We also were troubled by the “experts” interviewed on many Shark Week shows. The most-featured source, underwater photographer Andy Casagrande, is an award-winning cameraman, and episodes when he stays behind the camera can be great. But given the chance to speak, he regularly claims the mantle of science while making dubious assertions – for example, that shark diving while taking LSD is a great way to learn about these animals – or presents well-known shark behaviors as new discoveries that he made, while misrepresenting what those behaviors mean.

Nor does Shark Week accurately represent experts in this field. One issue is ethnicity: Three of the five most-featured locations on Shark Week are Mexico, South Africa and the Bahamas, but we could count on one hand the number of non-white scientists who we saw featured in shows about their own countries. It was far more common for Discovery to fly a white male halfway around the world than to feature a local scientist.

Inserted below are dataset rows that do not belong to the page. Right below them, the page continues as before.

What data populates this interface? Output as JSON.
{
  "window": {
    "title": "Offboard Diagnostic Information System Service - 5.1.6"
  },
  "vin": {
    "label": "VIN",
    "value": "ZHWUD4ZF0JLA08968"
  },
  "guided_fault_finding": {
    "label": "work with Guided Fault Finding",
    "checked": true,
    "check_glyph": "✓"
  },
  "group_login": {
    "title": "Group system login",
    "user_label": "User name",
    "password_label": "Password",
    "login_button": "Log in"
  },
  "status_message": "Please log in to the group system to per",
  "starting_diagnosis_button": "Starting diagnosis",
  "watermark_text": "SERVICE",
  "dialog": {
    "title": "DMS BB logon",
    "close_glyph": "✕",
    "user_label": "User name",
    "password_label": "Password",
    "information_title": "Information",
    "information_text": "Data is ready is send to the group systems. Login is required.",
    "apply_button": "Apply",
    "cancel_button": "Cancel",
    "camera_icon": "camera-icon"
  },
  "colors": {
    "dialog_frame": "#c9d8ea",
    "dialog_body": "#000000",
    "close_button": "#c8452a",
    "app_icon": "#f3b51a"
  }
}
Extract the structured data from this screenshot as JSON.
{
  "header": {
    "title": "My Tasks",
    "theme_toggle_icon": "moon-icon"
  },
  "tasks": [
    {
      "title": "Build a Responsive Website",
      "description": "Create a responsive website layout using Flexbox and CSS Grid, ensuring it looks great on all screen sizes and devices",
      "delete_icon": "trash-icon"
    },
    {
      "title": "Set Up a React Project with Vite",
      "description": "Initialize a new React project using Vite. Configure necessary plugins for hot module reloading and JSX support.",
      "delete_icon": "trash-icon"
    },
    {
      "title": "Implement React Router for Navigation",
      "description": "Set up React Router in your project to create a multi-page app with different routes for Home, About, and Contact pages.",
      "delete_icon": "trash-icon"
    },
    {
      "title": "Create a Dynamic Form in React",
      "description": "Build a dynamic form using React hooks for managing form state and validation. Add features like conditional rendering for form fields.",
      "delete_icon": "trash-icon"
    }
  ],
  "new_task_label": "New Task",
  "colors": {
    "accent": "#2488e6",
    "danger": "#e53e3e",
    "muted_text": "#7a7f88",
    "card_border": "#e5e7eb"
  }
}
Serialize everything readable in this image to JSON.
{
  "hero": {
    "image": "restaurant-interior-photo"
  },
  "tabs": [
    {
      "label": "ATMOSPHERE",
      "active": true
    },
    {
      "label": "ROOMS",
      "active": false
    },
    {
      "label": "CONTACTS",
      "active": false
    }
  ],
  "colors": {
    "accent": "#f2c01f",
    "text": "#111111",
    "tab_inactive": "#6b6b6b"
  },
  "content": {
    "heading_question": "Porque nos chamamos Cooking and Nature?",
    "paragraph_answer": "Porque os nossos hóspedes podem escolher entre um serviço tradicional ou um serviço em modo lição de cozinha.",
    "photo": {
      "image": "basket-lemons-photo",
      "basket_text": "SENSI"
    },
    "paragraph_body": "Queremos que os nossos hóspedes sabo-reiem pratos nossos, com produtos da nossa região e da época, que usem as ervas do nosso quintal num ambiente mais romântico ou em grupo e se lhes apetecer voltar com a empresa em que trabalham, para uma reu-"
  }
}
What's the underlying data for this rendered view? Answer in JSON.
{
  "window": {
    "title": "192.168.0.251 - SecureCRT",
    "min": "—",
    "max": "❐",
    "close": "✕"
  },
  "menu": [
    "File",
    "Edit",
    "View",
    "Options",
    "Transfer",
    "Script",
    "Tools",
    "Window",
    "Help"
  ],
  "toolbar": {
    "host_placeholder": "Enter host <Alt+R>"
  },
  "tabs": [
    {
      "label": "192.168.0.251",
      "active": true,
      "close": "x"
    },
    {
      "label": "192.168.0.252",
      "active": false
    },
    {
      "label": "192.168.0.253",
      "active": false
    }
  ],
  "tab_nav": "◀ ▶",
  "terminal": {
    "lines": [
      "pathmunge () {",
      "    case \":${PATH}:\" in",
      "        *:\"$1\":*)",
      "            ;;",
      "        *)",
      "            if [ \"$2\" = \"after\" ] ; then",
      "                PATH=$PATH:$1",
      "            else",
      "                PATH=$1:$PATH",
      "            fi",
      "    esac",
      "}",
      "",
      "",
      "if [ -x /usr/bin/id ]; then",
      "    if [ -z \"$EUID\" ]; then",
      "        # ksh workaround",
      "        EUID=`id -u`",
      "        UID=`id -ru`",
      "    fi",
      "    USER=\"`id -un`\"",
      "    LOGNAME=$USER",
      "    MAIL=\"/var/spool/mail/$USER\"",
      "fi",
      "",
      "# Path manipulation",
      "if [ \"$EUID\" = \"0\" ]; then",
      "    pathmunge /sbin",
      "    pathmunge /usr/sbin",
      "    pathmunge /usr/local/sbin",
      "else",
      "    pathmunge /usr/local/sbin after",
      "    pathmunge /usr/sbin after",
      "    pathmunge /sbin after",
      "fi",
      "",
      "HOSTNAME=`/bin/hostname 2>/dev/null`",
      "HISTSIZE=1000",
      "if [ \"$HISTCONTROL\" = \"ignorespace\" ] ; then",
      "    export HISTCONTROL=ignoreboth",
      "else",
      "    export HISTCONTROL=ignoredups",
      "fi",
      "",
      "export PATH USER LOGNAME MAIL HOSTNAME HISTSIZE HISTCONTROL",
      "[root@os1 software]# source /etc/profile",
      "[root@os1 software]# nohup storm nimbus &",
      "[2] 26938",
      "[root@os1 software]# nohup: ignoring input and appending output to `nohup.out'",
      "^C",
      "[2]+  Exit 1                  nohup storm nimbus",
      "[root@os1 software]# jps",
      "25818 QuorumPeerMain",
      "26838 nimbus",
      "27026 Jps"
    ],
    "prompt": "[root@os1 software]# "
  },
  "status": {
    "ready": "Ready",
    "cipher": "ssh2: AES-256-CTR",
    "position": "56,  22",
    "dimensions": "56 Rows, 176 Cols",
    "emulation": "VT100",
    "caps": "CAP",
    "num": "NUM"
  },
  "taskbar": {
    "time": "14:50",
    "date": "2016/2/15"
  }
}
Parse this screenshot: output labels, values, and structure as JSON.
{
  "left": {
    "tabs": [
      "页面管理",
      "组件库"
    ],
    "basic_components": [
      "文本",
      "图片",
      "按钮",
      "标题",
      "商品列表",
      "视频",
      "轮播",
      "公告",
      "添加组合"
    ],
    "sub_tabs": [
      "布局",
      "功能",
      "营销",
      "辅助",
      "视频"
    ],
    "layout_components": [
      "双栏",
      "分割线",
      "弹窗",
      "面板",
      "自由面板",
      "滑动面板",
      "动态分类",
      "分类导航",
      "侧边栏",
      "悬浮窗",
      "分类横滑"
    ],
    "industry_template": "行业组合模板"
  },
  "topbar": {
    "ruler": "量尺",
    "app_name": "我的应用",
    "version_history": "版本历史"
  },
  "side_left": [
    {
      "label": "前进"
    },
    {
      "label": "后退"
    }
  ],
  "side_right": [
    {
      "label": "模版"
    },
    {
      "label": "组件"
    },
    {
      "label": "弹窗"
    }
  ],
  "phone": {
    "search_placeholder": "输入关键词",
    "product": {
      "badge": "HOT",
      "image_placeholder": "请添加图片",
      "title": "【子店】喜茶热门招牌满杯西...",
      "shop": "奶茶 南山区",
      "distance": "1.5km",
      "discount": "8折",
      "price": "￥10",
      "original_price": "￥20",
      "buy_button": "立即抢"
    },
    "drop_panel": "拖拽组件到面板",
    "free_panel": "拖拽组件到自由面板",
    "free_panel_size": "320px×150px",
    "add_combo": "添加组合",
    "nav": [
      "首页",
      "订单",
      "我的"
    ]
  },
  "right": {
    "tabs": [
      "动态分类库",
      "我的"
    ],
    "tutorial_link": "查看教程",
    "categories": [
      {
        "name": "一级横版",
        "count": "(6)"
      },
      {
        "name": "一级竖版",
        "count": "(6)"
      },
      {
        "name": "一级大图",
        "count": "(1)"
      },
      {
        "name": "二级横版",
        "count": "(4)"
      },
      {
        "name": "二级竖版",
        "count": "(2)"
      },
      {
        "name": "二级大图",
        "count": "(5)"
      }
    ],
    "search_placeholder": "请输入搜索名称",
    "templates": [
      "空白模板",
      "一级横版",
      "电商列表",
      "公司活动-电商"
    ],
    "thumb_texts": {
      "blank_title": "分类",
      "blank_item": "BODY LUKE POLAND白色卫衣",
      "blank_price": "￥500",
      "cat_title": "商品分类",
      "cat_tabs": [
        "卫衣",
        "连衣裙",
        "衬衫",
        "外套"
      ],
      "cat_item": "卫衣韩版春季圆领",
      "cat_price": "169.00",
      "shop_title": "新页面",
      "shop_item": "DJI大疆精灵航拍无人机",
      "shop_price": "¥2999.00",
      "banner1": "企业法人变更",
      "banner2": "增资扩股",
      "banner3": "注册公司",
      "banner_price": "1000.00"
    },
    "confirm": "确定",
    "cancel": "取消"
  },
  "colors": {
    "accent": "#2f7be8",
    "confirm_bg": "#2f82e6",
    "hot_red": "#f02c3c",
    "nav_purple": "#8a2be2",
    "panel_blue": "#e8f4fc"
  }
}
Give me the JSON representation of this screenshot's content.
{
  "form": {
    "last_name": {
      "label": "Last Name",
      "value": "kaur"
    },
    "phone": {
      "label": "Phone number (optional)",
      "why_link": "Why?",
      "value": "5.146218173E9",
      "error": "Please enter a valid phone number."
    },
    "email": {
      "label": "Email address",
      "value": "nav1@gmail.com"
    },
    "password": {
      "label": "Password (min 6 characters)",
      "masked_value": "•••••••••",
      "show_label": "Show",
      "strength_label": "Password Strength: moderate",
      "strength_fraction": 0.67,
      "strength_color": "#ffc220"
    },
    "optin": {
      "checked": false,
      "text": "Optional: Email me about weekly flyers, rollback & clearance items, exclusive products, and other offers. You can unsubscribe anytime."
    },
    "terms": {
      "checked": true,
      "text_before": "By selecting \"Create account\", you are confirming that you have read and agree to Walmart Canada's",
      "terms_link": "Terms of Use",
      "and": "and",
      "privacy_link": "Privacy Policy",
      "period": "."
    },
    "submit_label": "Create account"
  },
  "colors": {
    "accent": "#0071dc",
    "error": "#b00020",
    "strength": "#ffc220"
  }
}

Moreover, while more than half of U.S. shark scientists are female, you wouldn’t know this from watching Shark Week. Among people who we saw featured in more than one episode, there were more white male non-scientists named Mike than women of any profession or name.

In contrast, the Discovery Channel’s chief competitor, National Geographic, is partnering with the professional organization Minorities in Shark Sciences to feature diverse experts on its shows.

More substance and better representation

How could Shark Week improve? Our paper makes several recommendations, and we recently participated in a workshop, highlighting diverse voices in our field from all over the world, that focused on improving representation of scientists in shark-focused media

First, we believe that not every documentary needs to be a dry, boring science lecture, but that the information shared on marine biology’s biggest stage should be factually correct and useful. Gimmicky concepts like Discovery’s “Naked and Afraid of Sharks 2” – an endurance contest with entrants wearing masks, fins and snorkels, but no clothes – show that people will watch anything with sharks in it. So why not try to make something good?

We also suggest that more scientists seek out media training so they can take advantage of opportunities like Shark Week without being taken advantage of. Similarly, it would be great to have a “Yelp”-like service that scientists could use to rate their experiences with media companies. Producers who want to feature appropriately diverse scientists can turn to databases like 500 Women Scientists and Diversify EEB.

For a decade, concerned scientists and conservationists have reached out to the Discovery Channel about our concerns with Shark Week. As our article recounts, Discovery has pledged in the past to present programming during Shark Week that puts more emphasis on science and less on entertainment – and some episodes have shown improvement.

But our findings show that many Shark Week depictions of sharks are still problematic, pseudoscientific, nonsensical or unhelpful. We hope that our analysis will motivate the network to use its massive audience to help sharks and elevate the scientists who study them.

Editor’s note: The Conversation US contacted Warner Brothers Discovery by phone and email for comment on the study described in this article. The network did not immediately respond or offer comment.

David Shiffman, Post-Doctoral and Research Scholar in Marine Biology, Arizona State University

This article is republished from The Conversation under a Creative Commons license. Read the original article.